───── MATERIAL PROVIDED

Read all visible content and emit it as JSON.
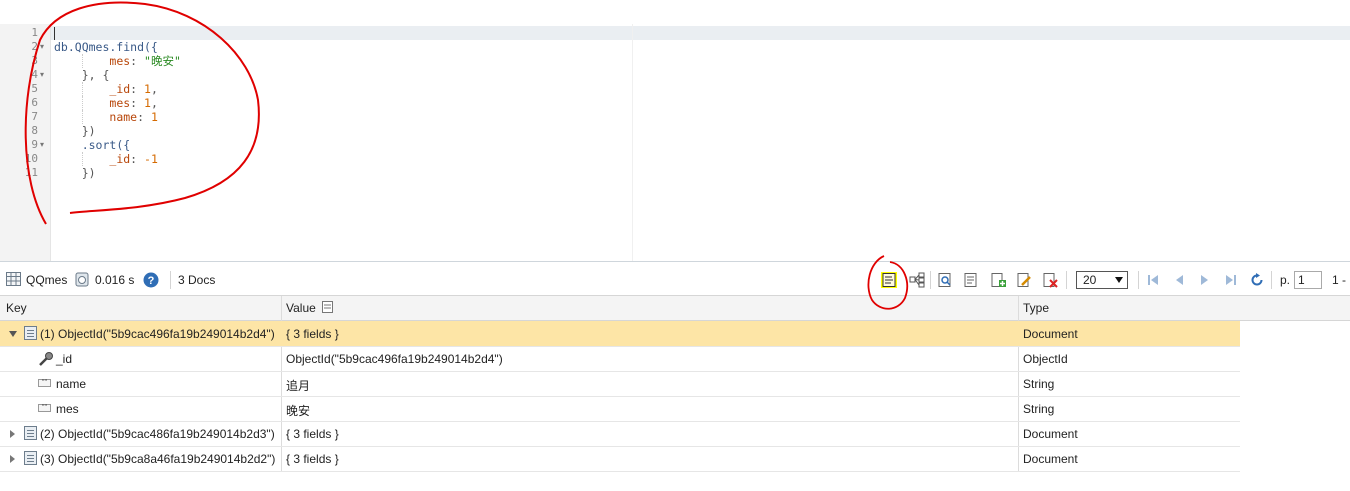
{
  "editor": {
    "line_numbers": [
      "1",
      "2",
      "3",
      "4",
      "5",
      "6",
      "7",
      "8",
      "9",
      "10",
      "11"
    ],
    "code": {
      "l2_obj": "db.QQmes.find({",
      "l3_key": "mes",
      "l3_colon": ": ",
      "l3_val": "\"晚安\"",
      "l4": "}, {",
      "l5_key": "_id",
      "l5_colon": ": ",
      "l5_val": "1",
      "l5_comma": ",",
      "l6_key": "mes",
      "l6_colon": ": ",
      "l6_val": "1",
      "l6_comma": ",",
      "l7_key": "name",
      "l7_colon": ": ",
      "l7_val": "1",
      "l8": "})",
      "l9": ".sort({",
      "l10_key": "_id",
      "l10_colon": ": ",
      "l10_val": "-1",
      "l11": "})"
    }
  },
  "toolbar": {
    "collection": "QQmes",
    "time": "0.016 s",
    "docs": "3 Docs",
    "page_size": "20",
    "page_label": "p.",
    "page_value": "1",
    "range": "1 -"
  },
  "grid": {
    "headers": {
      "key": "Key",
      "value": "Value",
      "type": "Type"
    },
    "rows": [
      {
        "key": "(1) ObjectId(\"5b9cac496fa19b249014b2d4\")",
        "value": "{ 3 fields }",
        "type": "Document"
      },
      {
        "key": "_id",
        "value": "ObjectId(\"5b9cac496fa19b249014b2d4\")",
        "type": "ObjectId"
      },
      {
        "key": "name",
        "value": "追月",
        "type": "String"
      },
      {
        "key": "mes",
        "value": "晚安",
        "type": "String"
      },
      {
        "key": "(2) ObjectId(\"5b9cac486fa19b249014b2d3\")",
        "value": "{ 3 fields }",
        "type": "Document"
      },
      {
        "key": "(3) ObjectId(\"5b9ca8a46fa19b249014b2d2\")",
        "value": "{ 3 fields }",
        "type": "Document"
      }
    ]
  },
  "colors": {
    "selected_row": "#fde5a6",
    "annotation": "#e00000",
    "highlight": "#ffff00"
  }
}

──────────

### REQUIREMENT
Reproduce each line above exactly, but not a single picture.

### RESPONSE TO THE TASK
Read all visible content and emit it as JSON.
{
  "editor": {
    "line_numbers": [
      "1",
      "2",
      "3",
      "4",
      "5",
      "6",
      "7",
      "8",
      "9",
      "10",
      "11"
    ],
    "code": {
      "l2_obj": "db.QQmes.find({",
      "l3_key": "mes",
      "l3_colon": ": ",
      "l3_val": "\"晚安\"",
      "l4": "}, {",
      "l5_key": "_id",
      "l5_colon": ": ",
      "l5_val": "1",
      "l5_comma": ",",
      "l6_key": "mes",
      "l6_colon": ": ",
      "l6_val": "1",
      "l6_comma": ",",
      "l7_key": "name",
      "l7_colon": ": ",
      "l7_val": "1",
      "l8": "})",
      "l9": ".sort({",
      "l10_key": "_id",
      "l10_colon": ": ",
      "l10_val": "-1",
      "l11": "})"
    }
  },
  "toolbar": {
    "collection": "QQmes",
    "time": "0.016 s",
    "docs": "3 Docs",
    "page_size": "20",
    "page_label": "p.",
    "page_value": "1",
    "range": "1 -"
  },
  "grid": {
    "headers": {
      "key": "Key",
      "value": "Value",
      "type": "Type"
    },
    "rows": [
      {
        "key": "(1) ObjectId(\"5b9cac496fa19b249014b2d4\")",
        "value": "{ 3 fields }",
        "type": "Document"
      },
      {
        "key": "_id",
        "value": "ObjectId(\"5b9cac496fa19b249014b2d4\")",
        "type": "ObjectId"
      },
      {
        "key": "name",
        "value": "追月",
        "type": "String"
      },
      {
        "key": "mes",
        "value": "晚安",
        "type": "String"
      },
      {
        "key": "(2) ObjectId(\"5b9cac486fa19b249014b2d3\")",
        "value": "{ 3 fields }",
        "type": "Document"
      },
      {
        "key": "(3) ObjectId(\"5b9ca8a46fa19b249014b2d2\")",
        "value": "{ 3 fields }",
        "type": "Document"
      }
    ]
  },
  "colors": {
    "selected_row": "#fde5a6",
    "annotation": "#e00000",
    "highlight": "#ffff00"
  }
}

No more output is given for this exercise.